I read another paragraph from my softbound copy. “They [the Spanish] were always very polite at first, and it amused them very much that I should be an American. Somehow it was taken for granted that an American could not have aficion [passion for bullfighting]. He might simulate it or confuse it with excitement, but he could not really have it.”
The scene seems to paint an allegory for the incredulity other nations feel towards what has proven our not only recent acceptance of, but our recent passion for rhetoric; the captured incredulity, I am aware, will, along with brown stone architecture and superior seafood be a force present where a year ago my math teacher, who returned with two Picasso pigeon prints for his daughters respective rooms, managed to vacation undisturbed. It is shocking to the world that we, the simultaneous parent of and posterchild for liberty should have fallen so low as to condone such a sport.
My sister stands from the table. Offers me a cup of coffee, which I decline. My mind is buzzing already, an effect produced of what has been upwards of six months' reverberation of the pounding of hooves. “It’s fine,” I say, after having perused the document, though it is not. The hooves make a sharp sound, like splitting wood, or tap shoes on a hollow black-box stage on which their dance falls dense.
“It’s an abortion, right?” she asks me. “The operation.”
“Read the story,” I say, because now I am sad, sad and not angry because anger, which is an individual thing, has fled to leave behind an emptiness, the kind of solemnity reserved instead to empty trenches and silent soccer fields.
"Shmoop says it is," she says, having acquired the website's confirmation.
She has titled her essay, corrected the lowercase 'r' in 'report,' and I am remembering, because of the hoove-sounds, a Wikipedia page I came across last week which chronicled China's instillation of a brass bull, a sculpture birthed from the same set of hands, similar, though ruddier metal than that responsible for our Wall Street standard.
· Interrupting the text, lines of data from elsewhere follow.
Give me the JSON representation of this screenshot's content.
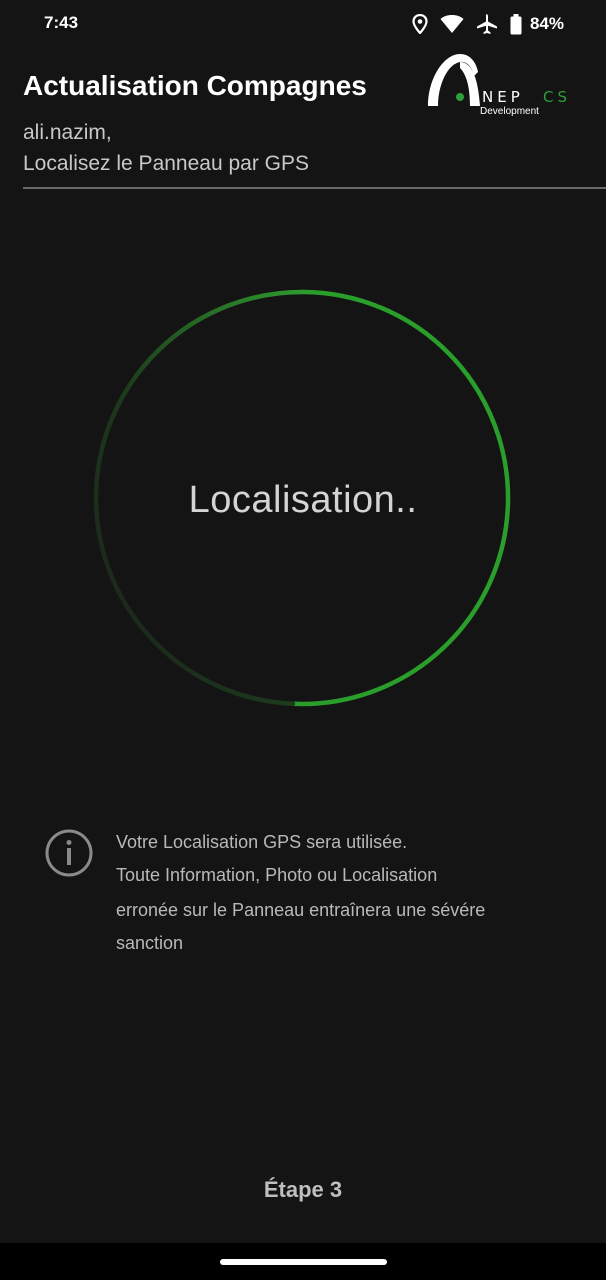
{
  "status_bar": {
    "time": "7:43",
    "battery_percent": "84%",
    "icons": [
      "location-icon",
      "wifi-icon",
      "airplane-mode-icon",
      "battery-icon"
    ]
  },
  "header": {
    "title": "Actualisation Compagnes",
    "user_name": "ali.nazim,",
    "instruction": "Localisez le Panneau par GPS"
  },
  "logo": {
    "name_white": "NEP",
    "name_green": "CS",
    "subtitle": "Development"
  },
  "progress": {
    "label": "Localisation..",
    "accent_color": "#2e9e2e"
  },
  "notice": {
    "icon": "info-icon",
    "lines": [
      "Votre Localisation GPS sera utilisée.",
      "Toute Information, Photo ou Localisation",
      "erronée sur le Panneau entraînera une sévére",
      "sanction"
    ]
  },
  "footer": {
    "step": "Étape 3"
  },
  "colors": {
    "background": "#141414",
    "accent_green": "#2e9e2e",
    "text_primary": "#ffffff",
    "text_secondary": "#c8c8c8"
  }
}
I return to the page as she compares what small familiarity she has acquired with the story with the plot supplied her by Sparknotes.
The sculpture, which stands in Shanghai’s Bund Square, became so popular that guards and ropes were established at its perimeter to dissuade those who wished to touch the instillation. These efforts proved futile. “Eventually,” explains the report, “the cordoning was discontinued due to the strong public desire to be close to the bull,” and I think how the reporting seems, as reporting sometimes does, to mean a good deal more than is printed.
The sound of the hooves continues, but it is the weekend, and my yellow legal pad is upstairs on my desk, and I am tired at this point, as even the journalists with more retractable high school mile times must now be. Though I am certain that for much of the crowd “the fiesta was going on,” I find myself flipping to the place in the novel where Robert Cohn, a lanky, intellectual character who once boxed at Princeton, a character whom the other characters vehemently dislike but who I find moral and so quite admire, retires himself from the buzz of the procession to a cool and dark hotel room.
The phrase “discontinued due to the strong public desire” hums in my head with the intensity the cognac must hummed with Cohn as he laid on the cool low bed, nursing, or trying to nurse his mind in that room where the shades on the terrace were open to the street sounds below. The printer is also humming, and humming loud, but it is cool in the place Cohn retires. I stop to catch my breath.